If I were crazy—as in, my action potentials askew, my cranial nerves unnerved, a great
psychic disconnect between thought and reality—I wouldn’t linger at the train stop.
I wouldn’t stare at the sky and flex tinfoil over my head, or laugh fist-clenched at
a joke no one told. I wouldn’t argue the geographic advantages that the allied Germany
and Russia have in the fight against the moon, tell you about my drinking problem, or
wear my pants backward. If I were crazy—as in, the severe and repeated misfiring of
neurotransmitters in my head—I wouldn’t advertise it. I wouldn’t be involved in or be the
target of any national government conspiracy; there would be no men in black suits
watching from the bushes; I wouldn’t contort my face for my strange relationship to
germs or understand the long-winded allegories within words. I wouldn’t own dozens of
cats, or engage you in conversation about the time I spent fighting a non-existent war,
using sticks as automatic weapons or the one damn dirty bomb which blew off the
bottom part of my leg, recounting the severe casualties of fake and safe conflict.
I wouldn’t have dried blood on my jacket. I wouldn’t suck pennies for the coppery
taste or tell you about the sensors on currency which track every movement of the
American people. I wouldn’t have split-ended hair or curse the gods with two holy
hands held upward or smoke my cigarettes filter-first. I wouldn’t act foppish,
boorish, rancorous, or unwise.
———————————————————–No, no. None of that. Not that even one bit.
If I were crazy, as in lacking the normal neuro-receptors, the ticks and tocks of
unlimited brain function, I would be covert in my malfunction. I would be shy
and sit behind you on the el, do my crossword in pen and smell like cologne.
I would be reading the same collection of essays as you and we would discuss lies
and truth, the differences and similarities between the two. I would be charming,
safe. I would speak conversational French, enjoy the guilty pleasure of knitting,
and have dinner with my mother every Sunday. I would be able to talk about the
Bears and Sox, but wouldn’t love them; I would order bottles of wine and aerate
the glass in the dim lights of a restaurant, the waiter waiting: this, if I were crazy.
I would compare various wines and vintages and their years, engaging in whole
discussions of the passage of time. I would offer my jacket and hold your hand;

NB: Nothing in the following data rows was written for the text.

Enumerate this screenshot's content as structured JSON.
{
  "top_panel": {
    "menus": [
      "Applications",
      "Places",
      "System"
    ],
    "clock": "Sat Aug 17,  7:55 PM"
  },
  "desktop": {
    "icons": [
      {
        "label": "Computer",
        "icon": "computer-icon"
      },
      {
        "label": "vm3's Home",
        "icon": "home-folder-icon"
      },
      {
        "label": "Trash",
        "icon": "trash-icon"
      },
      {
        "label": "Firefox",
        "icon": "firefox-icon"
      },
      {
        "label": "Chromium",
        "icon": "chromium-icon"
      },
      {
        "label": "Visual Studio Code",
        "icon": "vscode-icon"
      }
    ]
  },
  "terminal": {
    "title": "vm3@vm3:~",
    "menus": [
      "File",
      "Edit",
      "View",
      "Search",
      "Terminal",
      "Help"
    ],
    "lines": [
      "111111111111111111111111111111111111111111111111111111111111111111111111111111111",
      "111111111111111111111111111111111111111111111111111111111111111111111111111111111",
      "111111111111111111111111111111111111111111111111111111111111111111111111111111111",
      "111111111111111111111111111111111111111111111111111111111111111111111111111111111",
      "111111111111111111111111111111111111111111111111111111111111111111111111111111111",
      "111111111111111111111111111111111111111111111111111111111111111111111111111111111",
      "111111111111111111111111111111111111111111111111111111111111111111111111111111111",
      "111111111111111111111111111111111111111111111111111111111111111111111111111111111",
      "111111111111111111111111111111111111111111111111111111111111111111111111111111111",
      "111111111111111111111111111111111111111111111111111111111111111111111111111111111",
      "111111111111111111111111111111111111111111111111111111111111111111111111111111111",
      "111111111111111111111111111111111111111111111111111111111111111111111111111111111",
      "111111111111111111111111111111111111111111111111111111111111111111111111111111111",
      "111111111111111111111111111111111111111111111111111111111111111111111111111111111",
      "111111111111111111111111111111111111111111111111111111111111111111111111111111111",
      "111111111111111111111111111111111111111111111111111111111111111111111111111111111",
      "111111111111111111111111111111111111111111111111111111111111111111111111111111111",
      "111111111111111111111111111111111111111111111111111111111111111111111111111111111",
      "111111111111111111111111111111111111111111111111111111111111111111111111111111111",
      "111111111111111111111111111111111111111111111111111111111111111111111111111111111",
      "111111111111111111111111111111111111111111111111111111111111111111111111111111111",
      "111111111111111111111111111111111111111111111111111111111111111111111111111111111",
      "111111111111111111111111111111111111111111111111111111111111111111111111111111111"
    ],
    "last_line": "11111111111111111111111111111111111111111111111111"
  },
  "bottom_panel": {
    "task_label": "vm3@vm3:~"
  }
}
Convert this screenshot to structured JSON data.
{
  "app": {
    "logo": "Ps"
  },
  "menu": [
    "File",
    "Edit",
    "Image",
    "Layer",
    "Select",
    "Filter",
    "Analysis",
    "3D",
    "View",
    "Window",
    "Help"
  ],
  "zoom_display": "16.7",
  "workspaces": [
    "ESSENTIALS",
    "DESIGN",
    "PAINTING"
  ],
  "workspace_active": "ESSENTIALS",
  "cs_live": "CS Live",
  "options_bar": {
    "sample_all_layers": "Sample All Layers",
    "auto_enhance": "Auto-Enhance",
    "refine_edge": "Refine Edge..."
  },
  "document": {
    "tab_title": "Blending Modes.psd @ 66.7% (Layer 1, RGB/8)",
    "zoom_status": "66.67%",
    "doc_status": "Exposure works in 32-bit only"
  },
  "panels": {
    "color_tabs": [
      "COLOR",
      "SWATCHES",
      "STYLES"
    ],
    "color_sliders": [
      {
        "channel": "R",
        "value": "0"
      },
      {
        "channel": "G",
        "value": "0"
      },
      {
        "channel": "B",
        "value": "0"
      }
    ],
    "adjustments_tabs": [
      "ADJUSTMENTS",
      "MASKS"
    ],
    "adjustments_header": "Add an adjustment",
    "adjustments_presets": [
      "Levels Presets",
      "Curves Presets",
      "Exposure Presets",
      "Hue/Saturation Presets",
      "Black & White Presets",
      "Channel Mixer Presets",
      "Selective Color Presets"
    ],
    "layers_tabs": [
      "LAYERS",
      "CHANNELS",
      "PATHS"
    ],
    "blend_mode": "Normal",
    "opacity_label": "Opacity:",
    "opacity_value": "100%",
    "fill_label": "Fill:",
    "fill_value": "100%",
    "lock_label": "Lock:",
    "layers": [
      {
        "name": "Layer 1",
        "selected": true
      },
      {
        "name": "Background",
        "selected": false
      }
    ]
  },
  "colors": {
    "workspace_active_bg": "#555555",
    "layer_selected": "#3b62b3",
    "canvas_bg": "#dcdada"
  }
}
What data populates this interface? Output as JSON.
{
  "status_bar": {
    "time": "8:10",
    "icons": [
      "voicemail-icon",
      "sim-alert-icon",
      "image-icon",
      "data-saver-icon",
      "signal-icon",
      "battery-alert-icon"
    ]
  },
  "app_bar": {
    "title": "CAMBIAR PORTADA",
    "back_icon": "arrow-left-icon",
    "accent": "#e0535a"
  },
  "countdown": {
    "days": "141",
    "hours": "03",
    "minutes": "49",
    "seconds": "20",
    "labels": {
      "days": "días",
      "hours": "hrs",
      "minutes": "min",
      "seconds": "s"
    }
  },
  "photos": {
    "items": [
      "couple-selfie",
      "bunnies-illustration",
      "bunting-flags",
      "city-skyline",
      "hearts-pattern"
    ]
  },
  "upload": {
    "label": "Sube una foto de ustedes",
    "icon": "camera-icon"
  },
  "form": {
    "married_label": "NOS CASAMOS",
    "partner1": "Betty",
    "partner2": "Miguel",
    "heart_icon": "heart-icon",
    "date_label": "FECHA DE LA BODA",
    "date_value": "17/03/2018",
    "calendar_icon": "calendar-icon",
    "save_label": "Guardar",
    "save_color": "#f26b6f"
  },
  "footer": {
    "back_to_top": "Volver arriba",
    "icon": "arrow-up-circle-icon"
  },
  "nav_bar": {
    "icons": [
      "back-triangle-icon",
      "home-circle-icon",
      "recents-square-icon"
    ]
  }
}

pay for your CTA ticket and let you lean your head against my shoulder; I would
wake you at our stop. I would live in a three-story walk-up and put on late-era
jazz, mysterious yet accessible. From a window, we would watch Chicago move.
I would allow this magnetism, this new geography. I would pour more wine and
dance if you wanted to dance, and I would tell you about the breakfast place down
the street where we would go in the morning, both get coffee and not drink any
of it, both get waffles and not eat any of it, and I would tell you about my past, my
present, my everything. If I were crazy, I’d let this happen. If I were crazy,
I’d fall in love
‘Immediately Post-Break Up, Explained’ is a hypothetical essay which plays with the conventions of traditional nonfiction. In the hybrid between truth and lies, the narrative attempts to explain through experimentation the experience of a break-up.